upon by all who knew him as a man whose kind sympathies and helping
hand were ever at their disposal at the time of need and adversity. His
genial disposition and cordial, courteous mannerisms drew to him a host of
friends who have felt deeply the great loss of his companionship and strong
influence for good among them.

Mr. Maio is a native son of the Golden state, having been born in San
Francisco November 4, 1854. His father, Victor A. Maio, was born in France
and during the gold excitement in 1849 came to the United States, making
San Francisco his point of destination. He finally removed to Kern county,
where the remainder of his life was spent. The son, John F., grew to young
manh. od in his native city, receiving thorough training in the public schools
there and then entering Christian Brothers College in Iowa, from which
latter institution he was graduated. Pharmacy had early attracted Mr. Maio
as a desirable line to follow, he being led to this decision by his experience in
a drug store in San Francisco, and he accordingly entered the College of
Pharmacy there and received his pharmaceutical degree upon graduation. In
Virginia City, Nev., he established a drug store and in its successful conduct
continued until the year 1880, when disposing of it he came to Bakersfield
and started a similar store on Nineteenth street, on the present site of the
Gundlach shoe store, and here he remained for many years, administering
faithfully to the wants of his many patrons, and becoming a prominent factor
in the business world of the city.

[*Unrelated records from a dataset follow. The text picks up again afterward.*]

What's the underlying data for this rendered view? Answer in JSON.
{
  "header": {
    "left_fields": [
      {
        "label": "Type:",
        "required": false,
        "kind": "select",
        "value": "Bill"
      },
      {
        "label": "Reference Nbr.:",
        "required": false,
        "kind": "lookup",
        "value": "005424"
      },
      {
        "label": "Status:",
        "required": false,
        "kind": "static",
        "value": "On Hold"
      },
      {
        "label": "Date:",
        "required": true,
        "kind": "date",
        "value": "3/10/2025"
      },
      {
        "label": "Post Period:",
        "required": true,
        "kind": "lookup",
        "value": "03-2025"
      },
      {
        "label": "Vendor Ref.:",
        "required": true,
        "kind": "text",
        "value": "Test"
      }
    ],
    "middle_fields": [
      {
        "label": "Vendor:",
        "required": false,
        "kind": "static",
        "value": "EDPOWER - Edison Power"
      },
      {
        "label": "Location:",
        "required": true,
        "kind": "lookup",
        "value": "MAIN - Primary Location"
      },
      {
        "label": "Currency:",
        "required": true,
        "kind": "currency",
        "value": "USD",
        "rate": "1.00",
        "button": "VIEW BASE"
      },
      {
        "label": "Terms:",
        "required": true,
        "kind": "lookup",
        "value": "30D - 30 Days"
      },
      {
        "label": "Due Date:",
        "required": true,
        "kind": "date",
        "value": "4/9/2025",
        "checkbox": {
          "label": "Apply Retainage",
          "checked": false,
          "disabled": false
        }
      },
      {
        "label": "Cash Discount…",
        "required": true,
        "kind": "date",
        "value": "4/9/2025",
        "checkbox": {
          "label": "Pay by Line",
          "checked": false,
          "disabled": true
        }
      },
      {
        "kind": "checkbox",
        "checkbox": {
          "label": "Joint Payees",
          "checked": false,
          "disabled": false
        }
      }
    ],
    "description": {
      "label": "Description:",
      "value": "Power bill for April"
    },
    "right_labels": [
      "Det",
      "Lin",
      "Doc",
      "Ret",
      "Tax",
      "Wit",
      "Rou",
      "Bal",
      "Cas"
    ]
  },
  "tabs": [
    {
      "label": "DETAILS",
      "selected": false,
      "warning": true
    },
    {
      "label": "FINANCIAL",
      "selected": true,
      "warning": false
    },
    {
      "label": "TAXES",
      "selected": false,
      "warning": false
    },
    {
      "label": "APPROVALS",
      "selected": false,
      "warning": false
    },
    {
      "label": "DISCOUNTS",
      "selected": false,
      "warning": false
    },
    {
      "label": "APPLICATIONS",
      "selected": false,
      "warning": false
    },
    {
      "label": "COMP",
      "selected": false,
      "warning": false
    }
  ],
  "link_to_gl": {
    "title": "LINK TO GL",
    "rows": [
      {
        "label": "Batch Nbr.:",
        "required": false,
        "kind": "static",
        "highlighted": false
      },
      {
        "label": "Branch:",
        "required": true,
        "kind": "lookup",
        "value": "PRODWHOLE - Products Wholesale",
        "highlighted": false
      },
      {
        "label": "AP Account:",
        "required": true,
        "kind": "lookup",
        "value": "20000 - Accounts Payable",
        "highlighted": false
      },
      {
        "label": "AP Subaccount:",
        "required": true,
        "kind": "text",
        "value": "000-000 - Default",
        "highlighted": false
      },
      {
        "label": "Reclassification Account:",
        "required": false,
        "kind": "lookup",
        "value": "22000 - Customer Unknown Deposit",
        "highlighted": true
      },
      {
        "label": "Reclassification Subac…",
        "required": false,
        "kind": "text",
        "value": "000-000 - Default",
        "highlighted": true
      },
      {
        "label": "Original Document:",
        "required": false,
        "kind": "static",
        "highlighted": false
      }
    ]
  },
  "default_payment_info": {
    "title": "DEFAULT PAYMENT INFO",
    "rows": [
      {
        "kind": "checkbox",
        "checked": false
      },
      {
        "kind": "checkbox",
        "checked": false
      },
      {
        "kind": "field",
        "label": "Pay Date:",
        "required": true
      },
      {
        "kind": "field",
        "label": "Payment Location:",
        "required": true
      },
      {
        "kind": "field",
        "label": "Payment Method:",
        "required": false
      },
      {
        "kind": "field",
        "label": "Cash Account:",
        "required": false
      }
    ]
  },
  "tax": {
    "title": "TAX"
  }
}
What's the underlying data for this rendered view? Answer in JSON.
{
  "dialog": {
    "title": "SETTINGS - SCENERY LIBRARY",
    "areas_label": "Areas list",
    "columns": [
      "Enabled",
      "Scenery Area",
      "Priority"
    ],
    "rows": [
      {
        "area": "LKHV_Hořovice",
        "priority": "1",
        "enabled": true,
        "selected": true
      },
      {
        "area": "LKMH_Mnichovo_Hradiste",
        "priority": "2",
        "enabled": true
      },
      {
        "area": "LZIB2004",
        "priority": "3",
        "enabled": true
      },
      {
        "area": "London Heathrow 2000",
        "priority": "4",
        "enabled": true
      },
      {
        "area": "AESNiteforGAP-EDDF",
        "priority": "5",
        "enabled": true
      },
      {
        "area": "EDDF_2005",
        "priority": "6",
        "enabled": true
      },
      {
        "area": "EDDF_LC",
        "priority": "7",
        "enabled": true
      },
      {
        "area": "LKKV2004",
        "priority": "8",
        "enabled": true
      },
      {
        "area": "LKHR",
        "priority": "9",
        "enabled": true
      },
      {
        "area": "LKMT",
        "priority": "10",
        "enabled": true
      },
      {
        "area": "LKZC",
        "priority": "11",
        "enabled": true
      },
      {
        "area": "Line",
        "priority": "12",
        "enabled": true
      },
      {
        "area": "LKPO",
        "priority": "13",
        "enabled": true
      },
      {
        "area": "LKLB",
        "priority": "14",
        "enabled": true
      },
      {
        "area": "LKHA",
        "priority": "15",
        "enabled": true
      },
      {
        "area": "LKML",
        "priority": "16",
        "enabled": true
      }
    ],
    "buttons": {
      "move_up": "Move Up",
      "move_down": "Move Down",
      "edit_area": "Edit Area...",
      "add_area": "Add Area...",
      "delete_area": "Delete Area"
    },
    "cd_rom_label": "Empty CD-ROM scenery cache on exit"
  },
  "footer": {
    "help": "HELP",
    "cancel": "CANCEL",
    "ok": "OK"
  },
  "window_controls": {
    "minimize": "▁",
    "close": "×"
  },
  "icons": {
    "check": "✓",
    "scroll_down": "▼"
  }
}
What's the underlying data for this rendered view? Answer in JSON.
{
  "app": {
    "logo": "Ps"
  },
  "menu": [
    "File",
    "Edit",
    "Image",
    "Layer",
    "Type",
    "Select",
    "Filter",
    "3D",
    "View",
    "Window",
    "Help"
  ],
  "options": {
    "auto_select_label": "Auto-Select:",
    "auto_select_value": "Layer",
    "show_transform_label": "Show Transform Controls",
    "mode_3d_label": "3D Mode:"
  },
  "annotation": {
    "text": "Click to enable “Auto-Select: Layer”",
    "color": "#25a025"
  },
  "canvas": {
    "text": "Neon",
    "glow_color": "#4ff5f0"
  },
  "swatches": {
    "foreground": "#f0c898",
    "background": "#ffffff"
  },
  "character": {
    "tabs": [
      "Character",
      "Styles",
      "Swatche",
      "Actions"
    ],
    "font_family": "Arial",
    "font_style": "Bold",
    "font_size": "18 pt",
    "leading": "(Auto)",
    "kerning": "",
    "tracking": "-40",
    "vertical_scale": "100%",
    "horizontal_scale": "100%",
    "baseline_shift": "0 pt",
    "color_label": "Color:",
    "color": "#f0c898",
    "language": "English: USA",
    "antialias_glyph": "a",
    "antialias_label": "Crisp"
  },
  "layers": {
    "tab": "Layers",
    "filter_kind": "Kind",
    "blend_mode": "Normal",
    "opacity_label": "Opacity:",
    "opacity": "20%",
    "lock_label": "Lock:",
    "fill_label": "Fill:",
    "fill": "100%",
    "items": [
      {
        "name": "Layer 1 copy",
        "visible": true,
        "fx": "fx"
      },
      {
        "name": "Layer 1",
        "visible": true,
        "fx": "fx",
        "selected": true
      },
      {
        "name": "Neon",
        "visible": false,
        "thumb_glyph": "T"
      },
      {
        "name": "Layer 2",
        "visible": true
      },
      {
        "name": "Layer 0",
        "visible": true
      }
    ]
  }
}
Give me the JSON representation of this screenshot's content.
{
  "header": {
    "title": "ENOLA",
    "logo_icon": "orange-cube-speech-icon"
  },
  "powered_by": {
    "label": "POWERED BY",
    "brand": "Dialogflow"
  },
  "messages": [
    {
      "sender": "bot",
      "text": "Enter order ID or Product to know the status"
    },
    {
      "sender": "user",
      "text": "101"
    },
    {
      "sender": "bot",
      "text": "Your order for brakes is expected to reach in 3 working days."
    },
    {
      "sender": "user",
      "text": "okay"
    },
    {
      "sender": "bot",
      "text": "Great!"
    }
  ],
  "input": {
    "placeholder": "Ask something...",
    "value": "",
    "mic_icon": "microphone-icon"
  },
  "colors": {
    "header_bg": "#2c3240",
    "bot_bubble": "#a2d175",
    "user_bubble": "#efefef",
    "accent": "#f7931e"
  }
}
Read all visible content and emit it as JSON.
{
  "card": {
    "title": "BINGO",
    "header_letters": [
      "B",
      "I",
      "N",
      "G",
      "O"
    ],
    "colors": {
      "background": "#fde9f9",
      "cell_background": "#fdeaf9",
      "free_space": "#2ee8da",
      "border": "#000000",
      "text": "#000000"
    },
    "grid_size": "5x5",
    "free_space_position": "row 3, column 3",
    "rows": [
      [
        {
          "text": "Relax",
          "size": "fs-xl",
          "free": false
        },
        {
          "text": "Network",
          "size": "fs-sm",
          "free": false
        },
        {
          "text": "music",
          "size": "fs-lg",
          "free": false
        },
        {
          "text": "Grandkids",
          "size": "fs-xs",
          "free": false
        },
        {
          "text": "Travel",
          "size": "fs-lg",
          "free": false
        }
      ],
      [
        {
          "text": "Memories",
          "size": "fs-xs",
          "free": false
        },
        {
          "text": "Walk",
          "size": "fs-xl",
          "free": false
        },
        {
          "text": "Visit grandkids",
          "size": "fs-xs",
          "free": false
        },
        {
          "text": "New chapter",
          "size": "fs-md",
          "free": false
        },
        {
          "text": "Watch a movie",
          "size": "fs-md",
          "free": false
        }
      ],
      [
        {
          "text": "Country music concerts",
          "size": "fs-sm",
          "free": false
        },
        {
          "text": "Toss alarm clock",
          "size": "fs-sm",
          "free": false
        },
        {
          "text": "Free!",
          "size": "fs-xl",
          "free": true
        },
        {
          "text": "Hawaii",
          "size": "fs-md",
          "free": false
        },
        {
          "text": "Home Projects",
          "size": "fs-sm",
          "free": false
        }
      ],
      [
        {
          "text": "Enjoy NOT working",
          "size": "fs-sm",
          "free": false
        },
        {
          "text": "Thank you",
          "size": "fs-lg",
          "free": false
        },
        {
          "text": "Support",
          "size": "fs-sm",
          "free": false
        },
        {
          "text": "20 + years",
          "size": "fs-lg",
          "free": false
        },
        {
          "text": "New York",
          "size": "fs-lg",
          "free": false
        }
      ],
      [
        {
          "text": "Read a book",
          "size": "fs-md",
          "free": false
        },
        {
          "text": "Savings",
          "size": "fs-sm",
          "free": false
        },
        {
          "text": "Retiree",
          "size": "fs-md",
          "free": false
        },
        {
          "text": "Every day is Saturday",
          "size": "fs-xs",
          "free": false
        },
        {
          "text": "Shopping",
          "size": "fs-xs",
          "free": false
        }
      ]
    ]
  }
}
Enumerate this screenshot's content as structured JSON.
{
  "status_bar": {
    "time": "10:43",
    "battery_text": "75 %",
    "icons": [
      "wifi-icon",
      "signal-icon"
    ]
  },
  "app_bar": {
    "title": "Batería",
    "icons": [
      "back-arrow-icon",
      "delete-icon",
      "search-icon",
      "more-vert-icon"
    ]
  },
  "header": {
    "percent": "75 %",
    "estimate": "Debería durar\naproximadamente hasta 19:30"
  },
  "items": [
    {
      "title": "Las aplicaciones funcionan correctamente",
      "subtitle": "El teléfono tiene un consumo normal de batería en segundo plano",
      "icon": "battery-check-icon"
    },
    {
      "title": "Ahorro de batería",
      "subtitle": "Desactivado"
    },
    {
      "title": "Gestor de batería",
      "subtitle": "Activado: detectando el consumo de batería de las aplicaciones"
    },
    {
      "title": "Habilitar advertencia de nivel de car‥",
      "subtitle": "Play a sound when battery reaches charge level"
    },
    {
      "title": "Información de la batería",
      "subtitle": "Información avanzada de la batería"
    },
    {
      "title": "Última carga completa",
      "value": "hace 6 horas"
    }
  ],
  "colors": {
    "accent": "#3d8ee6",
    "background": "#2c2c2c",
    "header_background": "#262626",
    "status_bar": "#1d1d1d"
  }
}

Shrewd perception and observation convinced Mr. Maio of the advis-
ability of investing in real-estate in his vicinity, the value having increased
rapidly and the future appearing even brighter, so he disp' sed of his drug
interests and entered the real-estate business. Investing also in farm lands,
he finally bought a ranch of twelve hundred and sixty acres about twenty-
five miles from Bakersfield and one mile above Granite, where he engaged in
farming and stock-raising, his product being chiefly grain and stock. Later
he had the mail contract between Bakersfield and Glennville and fi^r many
years ran a tri-weekly stage between these points. Since Mr. Maio's death it
has been rented, his wife having found the duties of its conduct too arduous
for her to undertake.

The Fraternal Brotherhood claimed Mr. Maio as a member. In political
sentiment a stanch Democrat, he had ever adhered to its principles and served
as county core ner and public administrator with satisfaction to all. His public
services were not alone confined to the duties of his offices, for he was active
in all public movements where the services of public-soirited citizens were
needed. In San Francisco he married Rachel A. Edmonds, whose birth took
place in Eugene, Ore., she being the daughter of William and Adeline

Online LibraryWallace Melvin MorganHistory of Kern County, California, with biographical sketches of the leading men and women of the county who have been identified with its growth and development from the early days to the present; → online text (page 164 of 177)